*** DATASET CONTENT Section Begins ***

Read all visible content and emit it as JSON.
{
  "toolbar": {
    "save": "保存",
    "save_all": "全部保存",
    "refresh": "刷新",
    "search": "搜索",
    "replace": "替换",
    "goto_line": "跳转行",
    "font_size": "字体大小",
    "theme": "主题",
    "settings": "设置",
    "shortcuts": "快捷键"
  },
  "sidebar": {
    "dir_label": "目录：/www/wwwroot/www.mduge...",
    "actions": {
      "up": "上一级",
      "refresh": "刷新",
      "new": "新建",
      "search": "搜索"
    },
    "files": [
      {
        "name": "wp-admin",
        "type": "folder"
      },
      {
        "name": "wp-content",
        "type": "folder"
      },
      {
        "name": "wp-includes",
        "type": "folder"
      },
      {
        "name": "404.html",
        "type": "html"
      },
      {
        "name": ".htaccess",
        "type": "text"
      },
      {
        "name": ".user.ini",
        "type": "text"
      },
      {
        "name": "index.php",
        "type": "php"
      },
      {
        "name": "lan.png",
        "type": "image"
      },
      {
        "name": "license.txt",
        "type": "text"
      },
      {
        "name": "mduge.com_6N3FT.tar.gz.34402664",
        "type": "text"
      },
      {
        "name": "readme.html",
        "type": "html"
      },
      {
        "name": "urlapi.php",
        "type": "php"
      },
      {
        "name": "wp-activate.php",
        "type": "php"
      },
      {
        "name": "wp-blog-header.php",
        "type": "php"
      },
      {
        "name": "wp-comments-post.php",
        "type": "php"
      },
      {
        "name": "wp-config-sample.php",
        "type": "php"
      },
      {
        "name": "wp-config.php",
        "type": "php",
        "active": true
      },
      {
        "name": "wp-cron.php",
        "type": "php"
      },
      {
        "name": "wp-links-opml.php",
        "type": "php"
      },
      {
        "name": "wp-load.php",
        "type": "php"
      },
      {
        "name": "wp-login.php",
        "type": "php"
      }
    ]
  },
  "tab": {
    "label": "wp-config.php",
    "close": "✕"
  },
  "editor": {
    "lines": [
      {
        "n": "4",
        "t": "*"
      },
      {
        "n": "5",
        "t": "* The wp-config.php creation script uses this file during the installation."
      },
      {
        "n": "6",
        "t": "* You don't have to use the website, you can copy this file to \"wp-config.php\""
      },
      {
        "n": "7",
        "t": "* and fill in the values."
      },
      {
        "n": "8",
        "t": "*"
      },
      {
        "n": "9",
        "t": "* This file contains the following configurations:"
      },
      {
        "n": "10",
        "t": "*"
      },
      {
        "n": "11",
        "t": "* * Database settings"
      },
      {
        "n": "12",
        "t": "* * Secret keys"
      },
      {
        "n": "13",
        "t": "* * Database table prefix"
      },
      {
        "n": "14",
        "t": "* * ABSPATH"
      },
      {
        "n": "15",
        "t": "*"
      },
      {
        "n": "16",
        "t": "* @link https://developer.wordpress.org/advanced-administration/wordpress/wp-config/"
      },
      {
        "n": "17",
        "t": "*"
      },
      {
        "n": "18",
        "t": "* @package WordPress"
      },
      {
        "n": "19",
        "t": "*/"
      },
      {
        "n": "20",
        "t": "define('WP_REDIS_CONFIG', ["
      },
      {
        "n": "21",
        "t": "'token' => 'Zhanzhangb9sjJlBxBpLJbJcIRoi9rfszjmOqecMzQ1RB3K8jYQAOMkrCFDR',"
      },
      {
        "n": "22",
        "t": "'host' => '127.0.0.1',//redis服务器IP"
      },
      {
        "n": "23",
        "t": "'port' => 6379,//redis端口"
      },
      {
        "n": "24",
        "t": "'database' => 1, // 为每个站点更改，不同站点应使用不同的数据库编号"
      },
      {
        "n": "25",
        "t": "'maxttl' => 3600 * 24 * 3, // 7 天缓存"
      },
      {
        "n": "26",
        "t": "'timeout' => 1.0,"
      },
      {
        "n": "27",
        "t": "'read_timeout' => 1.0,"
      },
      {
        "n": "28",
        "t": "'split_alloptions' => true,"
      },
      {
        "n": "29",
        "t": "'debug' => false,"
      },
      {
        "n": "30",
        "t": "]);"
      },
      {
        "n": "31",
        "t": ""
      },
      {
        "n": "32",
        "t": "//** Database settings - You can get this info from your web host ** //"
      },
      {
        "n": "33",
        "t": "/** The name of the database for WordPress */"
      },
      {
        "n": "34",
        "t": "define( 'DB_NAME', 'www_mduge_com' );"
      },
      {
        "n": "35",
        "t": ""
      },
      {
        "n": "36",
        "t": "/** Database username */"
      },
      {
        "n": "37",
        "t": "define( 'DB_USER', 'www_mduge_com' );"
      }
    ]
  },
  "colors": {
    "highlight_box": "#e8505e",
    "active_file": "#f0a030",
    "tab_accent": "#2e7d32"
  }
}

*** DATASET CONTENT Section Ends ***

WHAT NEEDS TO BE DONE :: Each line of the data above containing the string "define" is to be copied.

PROBLEM SOLUTION ::
        "t": "define('WP_REDIS_CONFIG', ["
        "t": "define( 'DB_NAME', 'www_mduge_com' );"
        "t": "define( 'DB_USER', 'www_mduge_com' );"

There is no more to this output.